The reason that a marginal actor like Banks was featured abroad was largely a result of the marketing strategies of the distributors. Films made by independent American actor/director/producers like Banks, Charles Ray, and Richard Talmadge, which played only in a few theaters in the United States due to tight control of the major theater chains by the large producers, enjoyed success in the USSR—especially since they were considered harmless screwball fare that lacked a political agenda. As a result, some films that were barely noticed in their home country occasioned the creation of top-notch Russian posters like this one. This poster is unsigned, but has been attributed to the incredible Stenberg Brothers.

Les Mistons [François Truffaut, 1957] and Truffaut’s Children

Les Mistons is Truffaut’s second film, made when Truffaut was 25 years old and shortly before Les quatre cent coups [1959]. Les Mistons deals with emergent sexual awareness in childhood. Truffaut notes,”Most films about childhood make the adult serious and the child frivolous. Quite the other way round.” He develops this sentiment further in L’enfant sauvage [1969]; and L’argent de poche [1976].

Godard wrote in Cahiers du Cinéma that “With Les quatre cent coups,Truffaut enters both modern cinema and the classrooms of our childhood. Bernanos’s humiliated children. Vitrac’s children in power. Melville-Cocteau’s enfants terribles. Vigo’s children, Rossellini’ s children, in a word Truffaut’s—a phrase which will become common as soon as the film comes out. Soon people will say Truffaut’s children as they say Bengal Lancers, spoil-sports, Mafia chiefs, road-hogs, or again in a word—cinema-addicts. In Les quatre cent coups, the director of Les Mistons will again have his camera, not up there with the men like Old Man Hawks, but down among the children.”

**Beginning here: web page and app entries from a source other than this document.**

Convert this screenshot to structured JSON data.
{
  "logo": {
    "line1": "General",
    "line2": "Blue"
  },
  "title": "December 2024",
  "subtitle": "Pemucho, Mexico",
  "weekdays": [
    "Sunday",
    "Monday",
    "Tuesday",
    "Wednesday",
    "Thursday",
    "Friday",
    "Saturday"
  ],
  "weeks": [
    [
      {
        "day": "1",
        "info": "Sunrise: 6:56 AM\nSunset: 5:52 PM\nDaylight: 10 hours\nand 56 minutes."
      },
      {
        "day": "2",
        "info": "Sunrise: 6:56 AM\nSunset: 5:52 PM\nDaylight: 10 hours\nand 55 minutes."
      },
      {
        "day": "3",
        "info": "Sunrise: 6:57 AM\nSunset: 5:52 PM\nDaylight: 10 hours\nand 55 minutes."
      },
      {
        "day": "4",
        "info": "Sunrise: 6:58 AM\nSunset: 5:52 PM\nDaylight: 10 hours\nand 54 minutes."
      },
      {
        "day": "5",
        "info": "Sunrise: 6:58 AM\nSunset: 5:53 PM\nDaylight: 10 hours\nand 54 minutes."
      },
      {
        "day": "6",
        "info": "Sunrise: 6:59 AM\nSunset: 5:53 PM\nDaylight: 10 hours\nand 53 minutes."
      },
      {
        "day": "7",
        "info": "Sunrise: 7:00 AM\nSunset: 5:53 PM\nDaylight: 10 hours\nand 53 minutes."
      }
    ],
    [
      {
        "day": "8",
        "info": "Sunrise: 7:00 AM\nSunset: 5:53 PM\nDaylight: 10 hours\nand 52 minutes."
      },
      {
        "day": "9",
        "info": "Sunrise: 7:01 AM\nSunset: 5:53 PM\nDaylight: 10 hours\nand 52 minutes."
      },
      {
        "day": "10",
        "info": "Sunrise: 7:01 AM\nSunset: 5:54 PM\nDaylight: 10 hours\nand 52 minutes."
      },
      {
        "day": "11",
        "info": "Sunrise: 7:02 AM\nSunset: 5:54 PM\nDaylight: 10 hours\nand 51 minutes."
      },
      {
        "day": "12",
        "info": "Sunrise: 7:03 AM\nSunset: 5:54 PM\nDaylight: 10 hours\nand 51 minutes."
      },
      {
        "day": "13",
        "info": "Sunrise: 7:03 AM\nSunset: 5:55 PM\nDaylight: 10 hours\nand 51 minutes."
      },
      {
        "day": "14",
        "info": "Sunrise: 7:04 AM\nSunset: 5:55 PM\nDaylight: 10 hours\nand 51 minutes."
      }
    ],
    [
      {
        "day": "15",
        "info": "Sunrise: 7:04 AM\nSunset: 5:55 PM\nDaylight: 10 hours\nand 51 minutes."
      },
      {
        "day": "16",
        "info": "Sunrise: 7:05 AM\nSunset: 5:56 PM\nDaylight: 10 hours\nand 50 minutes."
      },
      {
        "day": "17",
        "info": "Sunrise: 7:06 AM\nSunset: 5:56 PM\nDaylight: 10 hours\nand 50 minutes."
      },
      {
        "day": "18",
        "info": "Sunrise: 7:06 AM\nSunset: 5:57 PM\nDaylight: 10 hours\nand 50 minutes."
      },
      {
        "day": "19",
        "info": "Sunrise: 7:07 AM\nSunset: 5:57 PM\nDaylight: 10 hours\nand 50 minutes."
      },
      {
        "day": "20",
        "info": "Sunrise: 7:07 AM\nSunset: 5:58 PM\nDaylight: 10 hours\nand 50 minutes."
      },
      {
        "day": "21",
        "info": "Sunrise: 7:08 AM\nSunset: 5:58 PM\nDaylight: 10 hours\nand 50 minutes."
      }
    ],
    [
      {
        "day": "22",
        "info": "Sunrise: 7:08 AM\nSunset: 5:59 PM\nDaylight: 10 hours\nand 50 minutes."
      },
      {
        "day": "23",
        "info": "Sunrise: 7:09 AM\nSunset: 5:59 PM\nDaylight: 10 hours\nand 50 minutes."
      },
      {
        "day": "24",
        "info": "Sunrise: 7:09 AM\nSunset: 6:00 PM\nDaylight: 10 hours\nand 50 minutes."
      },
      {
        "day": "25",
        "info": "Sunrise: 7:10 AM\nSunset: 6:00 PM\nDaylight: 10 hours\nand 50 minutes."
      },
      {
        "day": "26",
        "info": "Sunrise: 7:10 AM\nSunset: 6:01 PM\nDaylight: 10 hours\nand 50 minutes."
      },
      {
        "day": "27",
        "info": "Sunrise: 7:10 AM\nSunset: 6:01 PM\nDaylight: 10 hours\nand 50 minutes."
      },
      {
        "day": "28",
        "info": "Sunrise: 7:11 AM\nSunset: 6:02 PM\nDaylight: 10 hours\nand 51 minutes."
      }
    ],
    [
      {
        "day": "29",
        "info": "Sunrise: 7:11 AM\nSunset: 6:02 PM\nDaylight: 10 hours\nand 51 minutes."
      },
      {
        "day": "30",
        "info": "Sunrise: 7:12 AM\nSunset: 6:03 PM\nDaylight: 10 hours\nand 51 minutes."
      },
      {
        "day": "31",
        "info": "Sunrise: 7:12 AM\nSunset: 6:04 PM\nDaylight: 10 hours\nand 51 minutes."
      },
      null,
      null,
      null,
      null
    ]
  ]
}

Summer Whites [Nathalie Pascaud in M. Hulot’s Holiday]

Nathalie Pascaud as the lovely Martine in M. Hulot’s Holiday. Doesn’t this picture make you want to play tennis JUST so you can wear a vintage white sporting costume? Too bad summer is almost over.

Qui? Quoi? Quand? Ou…. ?

Here is a poster for the movie Les Vampires by Louis Feuillade. It is a signed lithograph currently on display as part of the permanent exhibition at the Cinematheque Francaise. Fun fact: the actress Musidora depicted here actually worked at the ticket booth at the Cinematheque Francaise until 1943.

Musidora, who not only starred in films but also directed and produced them, is worthy of a blog post in her own right (and a New York City retrospective for my money). Here’s a brief glimpse from Soleil et Ombre [1922], one of the two films that she directed that has survived: